Subjects and methods: Twenty-five patients with Wilson's disease underwent MR imaging of the brain using conventional spin-echo sequences (n = 25), phase maps (n = 8), and partially refocused interleaved multiple-echo sequences (n = 5).
Results: MR imaging findings were abnormal in 22 patients and normal in three patients. The basal ganglia were interpreted as abnormal in 19 (86%) of 22 patients, involving the putamen in 19 (86%), the thalami in 12 (54%), the caudate head in 10 (45%), and the globus pallidus in nine (41%). We found a predilection for involvement of the outer rim of the putamen and the ventral nuclear mass of the thalami. The claustrum was abnormal in three patients. The midbrain was abnormal in 17 (77%) of these 22 patients, affecting predominantly the tegmentum but also the substantia nigra, red nuclei, inferior tectum, and crura. The pons was abnormal in 18 (82%) of 22 patients, and the cerebellum was abnormal in 11 patients (50%), with involvement of the superior and middle cerebellar peduncles.

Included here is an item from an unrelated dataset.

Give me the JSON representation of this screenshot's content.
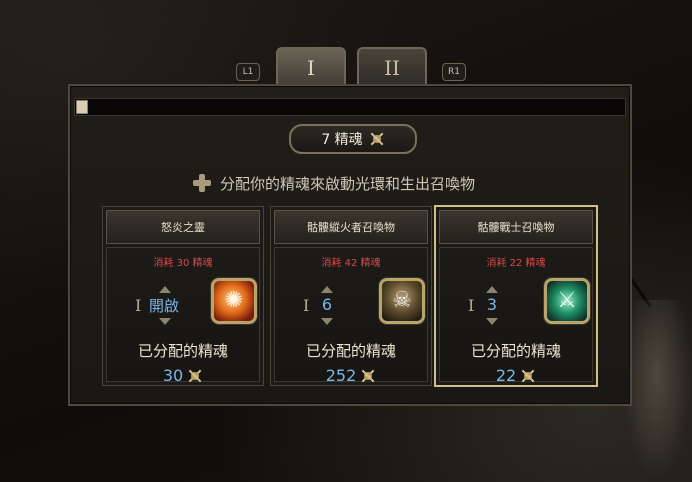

Atrophy was present in 18 (82%) of 22 patients, and cortical white matter changes were apparent in 13 (59%) of 22 patients. The scan of one untreated patient revealed shortening of the T1 relaxation time in the thalami, which was consistent with the paramagnetic effects of copper. Phase maps and partially refocused interleaved multiple-echo sequences performed in eight and five patients, respectively, and used to reveal a susceptibility change induced by iron or copper showed normal findings. We found a significant inverse relationship between severity, but not extent, of change in signal intensity and the length of untreated disease (p = .030) and the total duration of disease (p = .015). The study group was too small to show a correlation with clinical findings. Changes seen on MR images matched the clinical response to treatment in only two of the seven patients who underwent follow-up studies.

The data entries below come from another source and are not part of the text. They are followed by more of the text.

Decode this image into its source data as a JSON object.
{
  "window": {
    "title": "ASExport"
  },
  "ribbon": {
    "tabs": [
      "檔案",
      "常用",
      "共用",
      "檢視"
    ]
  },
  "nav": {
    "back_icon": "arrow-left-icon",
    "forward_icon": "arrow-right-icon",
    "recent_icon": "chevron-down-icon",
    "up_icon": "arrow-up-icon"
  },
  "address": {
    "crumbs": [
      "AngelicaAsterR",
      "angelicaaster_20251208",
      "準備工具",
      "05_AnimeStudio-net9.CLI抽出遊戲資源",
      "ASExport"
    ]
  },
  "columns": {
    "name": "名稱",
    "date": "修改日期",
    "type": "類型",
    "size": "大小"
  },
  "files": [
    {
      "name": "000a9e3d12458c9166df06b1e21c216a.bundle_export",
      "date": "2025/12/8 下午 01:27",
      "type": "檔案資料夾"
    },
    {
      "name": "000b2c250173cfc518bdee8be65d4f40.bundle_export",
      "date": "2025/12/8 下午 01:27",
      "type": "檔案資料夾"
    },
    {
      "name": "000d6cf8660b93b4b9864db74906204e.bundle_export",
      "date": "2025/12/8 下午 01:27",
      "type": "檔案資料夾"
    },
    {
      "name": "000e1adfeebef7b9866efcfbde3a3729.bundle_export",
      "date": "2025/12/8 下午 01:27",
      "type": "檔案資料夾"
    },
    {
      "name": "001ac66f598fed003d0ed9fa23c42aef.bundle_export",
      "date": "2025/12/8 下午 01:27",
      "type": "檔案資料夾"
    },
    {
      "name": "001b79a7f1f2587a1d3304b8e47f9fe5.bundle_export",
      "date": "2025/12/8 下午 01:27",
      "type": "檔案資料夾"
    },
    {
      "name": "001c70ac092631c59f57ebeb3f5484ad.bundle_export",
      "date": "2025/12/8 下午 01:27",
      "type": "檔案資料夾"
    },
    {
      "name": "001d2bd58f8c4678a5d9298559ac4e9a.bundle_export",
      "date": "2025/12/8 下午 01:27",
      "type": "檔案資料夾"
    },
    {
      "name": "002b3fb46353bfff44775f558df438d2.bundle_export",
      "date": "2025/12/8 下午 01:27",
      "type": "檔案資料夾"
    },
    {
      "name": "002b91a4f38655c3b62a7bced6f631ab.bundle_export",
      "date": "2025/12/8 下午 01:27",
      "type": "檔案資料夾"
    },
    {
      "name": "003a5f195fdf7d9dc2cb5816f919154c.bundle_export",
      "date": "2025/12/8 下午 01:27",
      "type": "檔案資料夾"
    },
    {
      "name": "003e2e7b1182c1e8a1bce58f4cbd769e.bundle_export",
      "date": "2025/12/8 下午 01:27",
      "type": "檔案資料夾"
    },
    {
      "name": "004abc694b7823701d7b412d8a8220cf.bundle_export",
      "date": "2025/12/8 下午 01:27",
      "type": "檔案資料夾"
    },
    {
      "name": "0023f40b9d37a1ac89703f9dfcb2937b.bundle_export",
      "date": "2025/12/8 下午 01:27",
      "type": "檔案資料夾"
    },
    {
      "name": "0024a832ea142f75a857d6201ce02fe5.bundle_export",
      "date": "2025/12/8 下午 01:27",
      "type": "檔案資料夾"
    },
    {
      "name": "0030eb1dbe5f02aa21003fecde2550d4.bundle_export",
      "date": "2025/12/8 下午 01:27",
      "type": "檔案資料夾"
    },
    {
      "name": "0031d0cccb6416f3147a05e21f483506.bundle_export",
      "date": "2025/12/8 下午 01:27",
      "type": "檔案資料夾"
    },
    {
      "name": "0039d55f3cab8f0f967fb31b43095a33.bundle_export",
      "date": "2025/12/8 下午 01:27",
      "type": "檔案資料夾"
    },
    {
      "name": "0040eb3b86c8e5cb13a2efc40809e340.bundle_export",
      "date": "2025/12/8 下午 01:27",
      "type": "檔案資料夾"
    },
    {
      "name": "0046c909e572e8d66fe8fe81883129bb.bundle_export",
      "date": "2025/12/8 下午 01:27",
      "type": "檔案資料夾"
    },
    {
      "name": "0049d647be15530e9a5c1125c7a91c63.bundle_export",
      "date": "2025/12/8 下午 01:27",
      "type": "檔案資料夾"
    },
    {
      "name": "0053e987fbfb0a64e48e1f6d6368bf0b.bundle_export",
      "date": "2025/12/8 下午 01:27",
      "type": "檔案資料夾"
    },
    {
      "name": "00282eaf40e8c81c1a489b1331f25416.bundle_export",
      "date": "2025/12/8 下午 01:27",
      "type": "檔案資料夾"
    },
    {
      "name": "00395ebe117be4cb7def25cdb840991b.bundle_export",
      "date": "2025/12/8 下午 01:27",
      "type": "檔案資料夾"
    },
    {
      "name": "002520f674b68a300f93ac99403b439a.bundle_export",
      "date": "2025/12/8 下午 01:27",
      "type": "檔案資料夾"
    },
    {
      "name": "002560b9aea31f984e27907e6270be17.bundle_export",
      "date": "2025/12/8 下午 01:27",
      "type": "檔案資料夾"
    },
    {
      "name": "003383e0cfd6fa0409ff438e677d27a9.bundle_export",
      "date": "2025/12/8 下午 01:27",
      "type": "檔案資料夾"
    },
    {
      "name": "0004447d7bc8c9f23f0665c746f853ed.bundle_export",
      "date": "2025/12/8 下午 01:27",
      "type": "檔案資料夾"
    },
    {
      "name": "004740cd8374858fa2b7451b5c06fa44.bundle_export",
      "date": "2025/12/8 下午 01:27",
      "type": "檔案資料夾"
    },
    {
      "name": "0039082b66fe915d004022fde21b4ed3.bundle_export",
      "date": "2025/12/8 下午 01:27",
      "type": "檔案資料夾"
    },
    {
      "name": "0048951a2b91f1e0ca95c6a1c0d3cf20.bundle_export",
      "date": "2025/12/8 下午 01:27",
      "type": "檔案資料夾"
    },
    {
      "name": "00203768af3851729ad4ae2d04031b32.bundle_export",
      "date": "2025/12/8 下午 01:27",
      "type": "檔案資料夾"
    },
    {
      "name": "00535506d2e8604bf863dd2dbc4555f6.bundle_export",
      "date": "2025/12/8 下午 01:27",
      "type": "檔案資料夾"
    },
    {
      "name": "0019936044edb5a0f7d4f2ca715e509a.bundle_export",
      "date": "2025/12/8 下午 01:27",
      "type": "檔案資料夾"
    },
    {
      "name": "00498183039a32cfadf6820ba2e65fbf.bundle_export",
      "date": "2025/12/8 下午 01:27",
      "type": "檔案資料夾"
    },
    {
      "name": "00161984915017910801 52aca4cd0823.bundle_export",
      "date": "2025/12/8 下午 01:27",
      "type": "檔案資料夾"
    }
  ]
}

Conclusion: MR imaging revealed abnormalities in the basal ganglia, cerebral white matter, midbrain, pons, and cerebellum. The paramagnetic effects of copper were detected only in untreated patients. Patients with a longer duration of disease had less severe changes in signal intensity. MR imaging was of limited value in follow-up.